• **Exercise details**:
Select, from the data, each line where "color" occurs.

"""

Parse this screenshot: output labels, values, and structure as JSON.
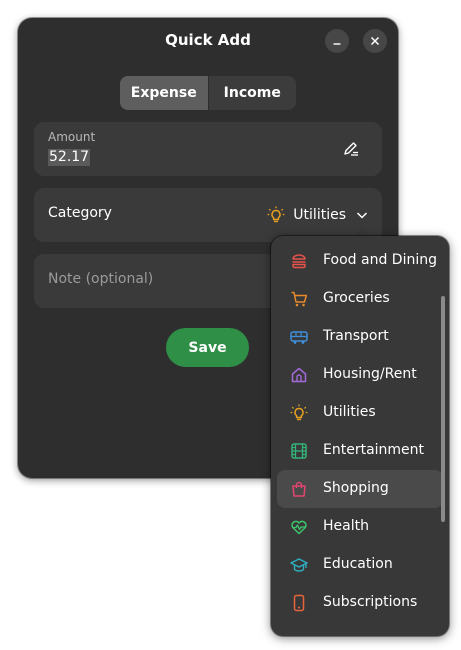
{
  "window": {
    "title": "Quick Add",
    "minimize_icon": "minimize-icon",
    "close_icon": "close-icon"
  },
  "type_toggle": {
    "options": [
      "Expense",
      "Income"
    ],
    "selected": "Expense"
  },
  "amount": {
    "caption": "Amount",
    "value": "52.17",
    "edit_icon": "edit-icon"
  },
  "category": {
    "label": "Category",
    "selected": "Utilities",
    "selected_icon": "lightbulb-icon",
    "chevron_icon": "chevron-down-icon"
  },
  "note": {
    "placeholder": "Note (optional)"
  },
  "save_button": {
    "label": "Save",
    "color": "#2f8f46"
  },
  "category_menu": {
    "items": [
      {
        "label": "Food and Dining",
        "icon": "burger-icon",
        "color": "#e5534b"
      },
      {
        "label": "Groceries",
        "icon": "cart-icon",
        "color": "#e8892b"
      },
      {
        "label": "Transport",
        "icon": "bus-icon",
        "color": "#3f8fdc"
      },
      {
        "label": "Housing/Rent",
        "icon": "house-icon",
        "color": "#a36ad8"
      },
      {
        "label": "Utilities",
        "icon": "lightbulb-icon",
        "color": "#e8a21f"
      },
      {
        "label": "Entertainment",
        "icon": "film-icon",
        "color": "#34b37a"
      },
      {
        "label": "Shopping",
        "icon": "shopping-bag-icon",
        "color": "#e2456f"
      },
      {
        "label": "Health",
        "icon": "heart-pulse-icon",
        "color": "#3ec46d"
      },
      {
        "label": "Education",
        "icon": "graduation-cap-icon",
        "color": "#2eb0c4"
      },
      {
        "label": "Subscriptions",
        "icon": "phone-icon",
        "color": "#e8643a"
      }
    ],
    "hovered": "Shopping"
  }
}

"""

• **Completed task**:
    "color": "#2f8f46"
        "color": "#e5534b"
        "color": "#e8892b"
        "color": "#3f8fdc"
        "color": "#a36ad8"
        "color": "#e8a21f"
        "color": "#34b37a"
        "color": "#e2456f"
        "color": "#3ec46d"
        "color": "#2eb0c4"
        "color": "#e8643a"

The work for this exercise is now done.